[YOUR ASSIGNMENT]
In the entries that follow, how many lines contain the word "GenericMaterial"? Answer with the number only.

[TASK DATA]
"""

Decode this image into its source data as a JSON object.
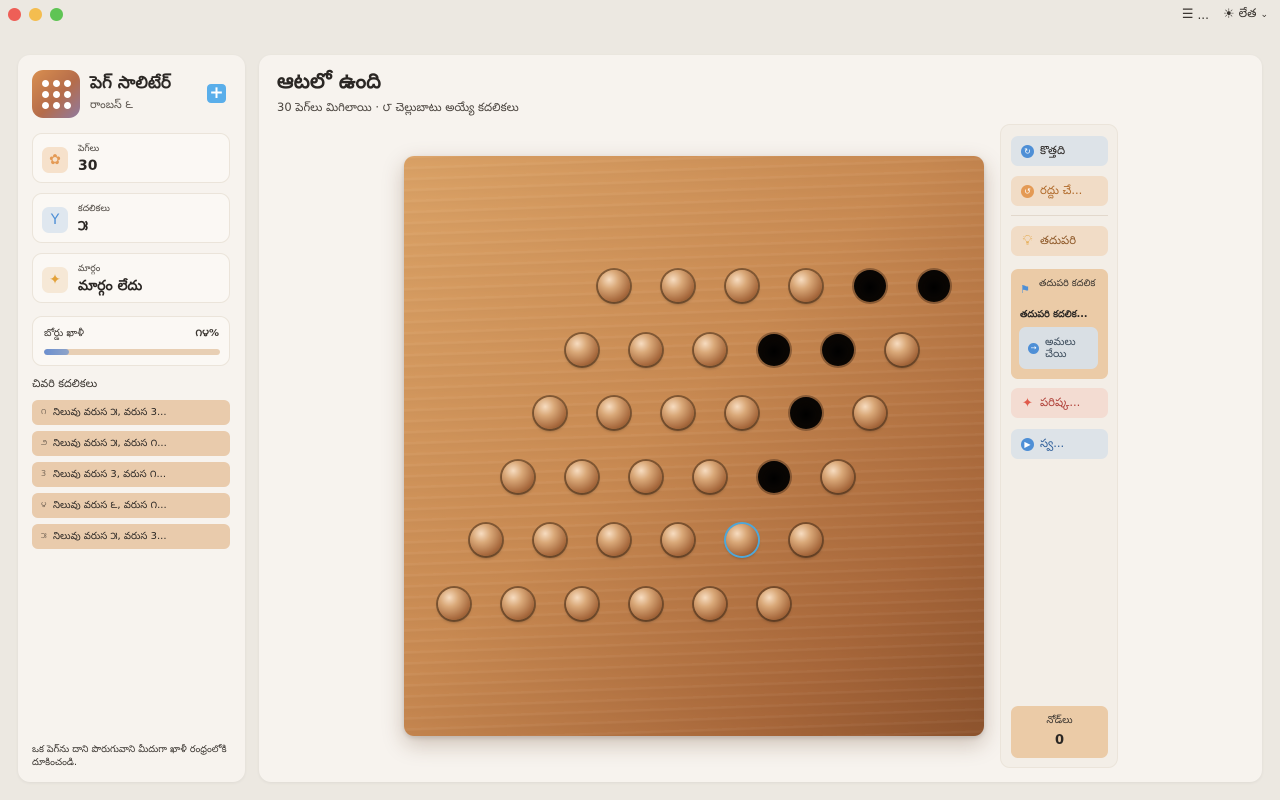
{
  "titlebar": {
    "menu_label": "...",
    "theme_label": "లేత"
  },
  "sidebar": {
    "app_title": "పెగ్ సాలిటేర్",
    "app_subtitle": "రాంబస్ ౬",
    "add_label": "+",
    "stats": [
      {
        "label": "పెగ్‌లు",
        "value": "30",
        "icon": "pegs-icon",
        "icon_color": "#e49a55",
        "icon_bg": "#f6e1cb"
      },
      {
        "label": "కదలికలు",
        "value": "౫",
        "icon": "branch-icon",
        "icon_color": "#4e8fd6",
        "icon_bg": "#dfe7ef"
      },
      {
        "label": "మార్గం",
        "value": "మార్గం లేదు",
        "icon": "sparkle-icon",
        "icon_color": "#e3a23a",
        "icon_bg": "#f6e8d6"
      }
    ],
    "progress": {
      "label": "బోర్డు ఖాళీ",
      "value_text": "౧౪%",
      "fraction": 0.14
    },
    "recent_heading": "చివరి కదలికలు",
    "recent_moves": [
      {
        "num": "౧",
        "text": "నిలువు వరుస ౫, వరుస 3..."
      },
      {
        "num": "౨",
        "text": "నిలువు వరుస ౫, వరుస ౧..."
      },
      {
        "num": "3",
        "text": "నిలువు వరుస 3, వరుస ౧..."
      },
      {
        "num": "౪",
        "text": "నిలువు వరుస ౬, వరుస ౧..."
      },
      {
        "num": "౫",
        "text": "నిలువు వరుస ౫, వరుస 3..."
      }
    ],
    "hint": "ఒక పెగ్‌ను దాని పొరుగువాని మీదుగా ఖాళీ రంధ్రంలోకి దూకించండి."
  },
  "main": {
    "title": "ఆటలో ఉంది",
    "subtitle": "30 పెగ్‌లు మిగిలాయి · ౮ చెల్లుబాటు అయ్యే కదలికలు"
  },
  "board": {
    "rows": [
      "PPPPEE",
      "PPPEEP",
      "PPPPEP",
      "PPPPEP",
      "PPPPSP",
      "PPPPPP"
    ],
    "legend": {
      "P": "peg",
      "E": "empty",
      "S": "selected-peg"
    }
  },
  "panel": {
    "new_label": "కొత్తది",
    "undo_label": "రద్దు చే...",
    "hint_label": "తదుపరి",
    "next_label": "తదుపరి కదలిక",
    "next_move": "తదుపరి కదలిక...",
    "apply_label": "అమలు చేయి",
    "solve_label": "పరిష్క...",
    "auto_label": "స్వ...",
    "nodes_label": "నోడ్‌లు",
    "nodes_value": "0"
  }
}
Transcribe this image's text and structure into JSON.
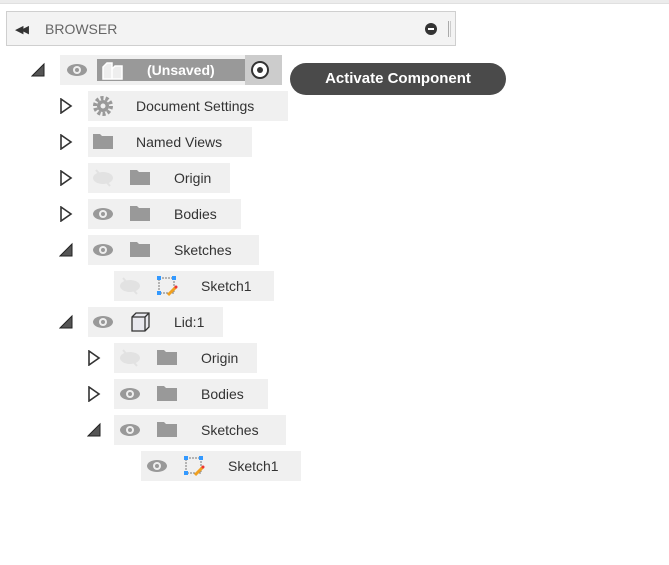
{
  "header": {
    "title": "BROWSER",
    "collapse_icon": "double-left-arrow",
    "minimize_icon": "minus-circle"
  },
  "tooltip": "Activate Component",
  "tree": [
    {
      "label": "(Unsaved)",
      "expanded": true,
      "visible": true,
      "icon": "component-icon",
      "active_radio": true
    },
    {
      "label": "Document Settings",
      "expanded": false,
      "icon": "gear-icon"
    },
    {
      "label": "Named Views",
      "expanded": false,
      "icon": "folder-icon"
    },
    {
      "label": "Origin",
      "expanded": false,
      "visible": false,
      "icon": "folder-icon"
    },
    {
      "label": "Bodies",
      "expanded": false,
      "visible": true,
      "icon": "folder-icon"
    },
    {
      "label": "Sketches",
      "expanded": true,
      "visible": true,
      "icon": "folder-icon"
    },
    {
      "label": "Sketch1",
      "visible": false,
      "icon": "sketch-icon"
    },
    {
      "label": "Lid:1",
      "expanded": true,
      "visible": true,
      "icon": "body-icon"
    },
    {
      "label": "Origin",
      "expanded": false,
      "visible": false,
      "icon": "folder-icon"
    },
    {
      "label": "Bodies",
      "expanded": false,
      "visible": true,
      "icon": "folder-icon"
    },
    {
      "label": "Sketches",
      "expanded": true,
      "visible": true,
      "icon": "folder-icon"
    },
    {
      "label": "Sketch1",
      "visible": true,
      "icon": "sketch-icon"
    }
  ]
}
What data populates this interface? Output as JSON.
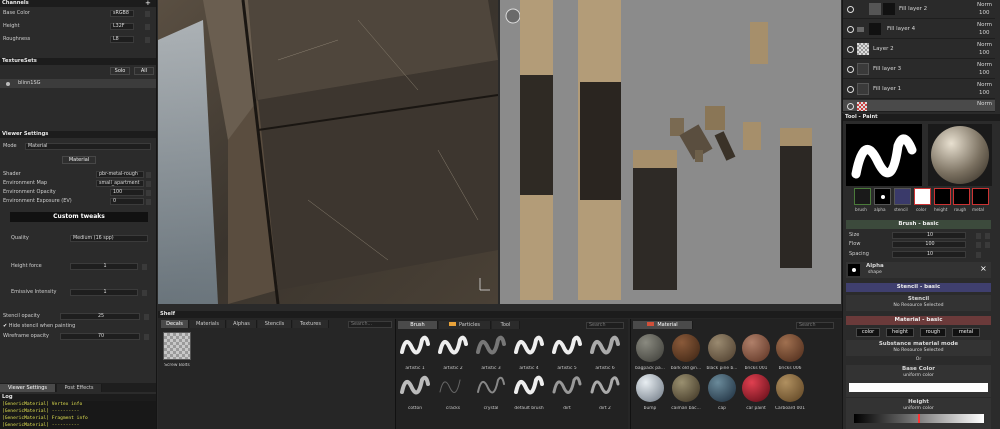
{
  "channels": {
    "title": "Channels",
    "rows": [
      {
        "name": "Base Color",
        "format": "sRGB8"
      },
      {
        "name": "Height",
        "format": "L32F"
      },
      {
        "name": "Roughness",
        "format": "L8"
      }
    ]
  },
  "texturesets": {
    "title": "TextureSets",
    "solo": "Solo",
    "all": "All",
    "item": "blinn1SG"
  },
  "viewer": {
    "title": "Viewer Settings",
    "mode_label": "Mode",
    "mode_value": "Material",
    "material_btn": "Material",
    "shader_label": "Shader",
    "shader_value": "pbr-metal-rough",
    "env_map_label": "Environment Map",
    "env_map_value": "small_apartment",
    "env_opacity_label": "Environment Opacity",
    "env_opacity_value": "100",
    "env_exposure_label": "Environment Exposure (EV)",
    "env_exposure_value": "0",
    "custom_tweaks": "Custom tweaks",
    "quality_label": "Quality",
    "quality_value": "Medium (16 spp)",
    "height_force_label": "Height force",
    "height_force_value": "1",
    "emissive_label": "Emissive Intensity",
    "emissive_value": "1",
    "stencil_opacity_label": "Stencil opacity",
    "stencil_opacity_value": "25",
    "hide_stencil_label": "Hide stencil when painting",
    "wireframe_label": "Wireframe opacity",
    "wireframe_value": "70"
  },
  "bottom_tabs": {
    "viewer": "Viewer Settings",
    "post": "Post Effects"
  },
  "log": {
    "title": "Log",
    "lines": [
      "[GenericMaterial] Vertex info",
      "[GenericMaterial] ----------",
      "[GenericMaterial] Fragment info",
      "[GenericMaterial] ----------"
    ]
  },
  "shelf": {
    "title": "Shelf",
    "tabs": [
      "Decals",
      "Materials",
      "Alphas",
      "Stencils",
      "Textures"
    ],
    "search": "Search...",
    "decal_item": "Screw Bolts",
    "brush_tabs": [
      "Brush",
      "Particles",
      "Tool"
    ],
    "brush_search": "Search",
    "brushes": [
      "artistic 1",
      "artistic 2",
      "artistic 3",
      "artistic 4",
      "artistic 5",
      "artistic 6",
      "cotton",
      "cracks",
      "crystal",
      "default brush",
      "dirt",
      "dirt 2"
    ],
    "material_tab": "Material",
    "material_search": "Search",
    "materials": [
      "bagpack pa...",
      "bark old gin...",
      "black pine b...",
      "bricks 001",
      "bricks 006",
      "bump",
      "caiman bac...",
      "cap",
      "car paint",
      "Carboard 001"
    ]
  },
  "layers": [
    {
      "name": "Fill layer 2",
      "blend": "Norm",
      "opacity": "100"
    },
    {
      "name": "Fill layer 4",
      "blend": "Norm",
      "opacity": "100"
    },
    {
      "name": "Layer 2",
      "blend": "Norm",
      "opacity": "100"
    },
    {
      "name": "Fill layer 3",
      "blend": "Norm",
      "opacity": "100"
    },
    {
      "name": "Fill layer 1",
      "blend": "Norm",
      "opacity": "100"
    },
    {
      "name": "",
      "blend": "Norm",
      "opacity": ""
    }
  ],
  "tool": {
    "title": "Tool - Paint",
    "channels": [
      "brush",
      "alpha",
      "stencil",
      "color",
      "height",
      "rough",
      "metal"
    ],
    "brush_section": "Brush - basic",
    "size_label": "Size",
    "size_value": "10",
    "flow_label": "Flow",
    "flow_value": "100",
    "spacing_label": "Spacing",
    "spacing_value": "10",
    "alpha_label": "Alpha",
    "alpha_sub": "shape",
    "stencil_section": "Stencil - basic",
    "stencil_btn": "Stencil",
    "stencil_none": "No Resource Selected",
    "material_section": "Material - basic",
    "mat_channels": [
      "color",
      "height",
      "rough",
      "metal"
    ],
    "substance_mode": "Substance material mode",
    "substance_none": "No Resource Selected",
    "or": "Or",
    "base_color_label": "Base Color",
    "base_color_sub": "uniform color",
    "height_label": "Height",
    "height_sub": "uniform color"
  },
  "colors": {
    "stencil_section": "#3f3f6e",
    "material_section": "#6b3a3a",
    "brush_section": "#3c4a3c"
  }
}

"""

[SOLUTION FOR THIS TASK]
4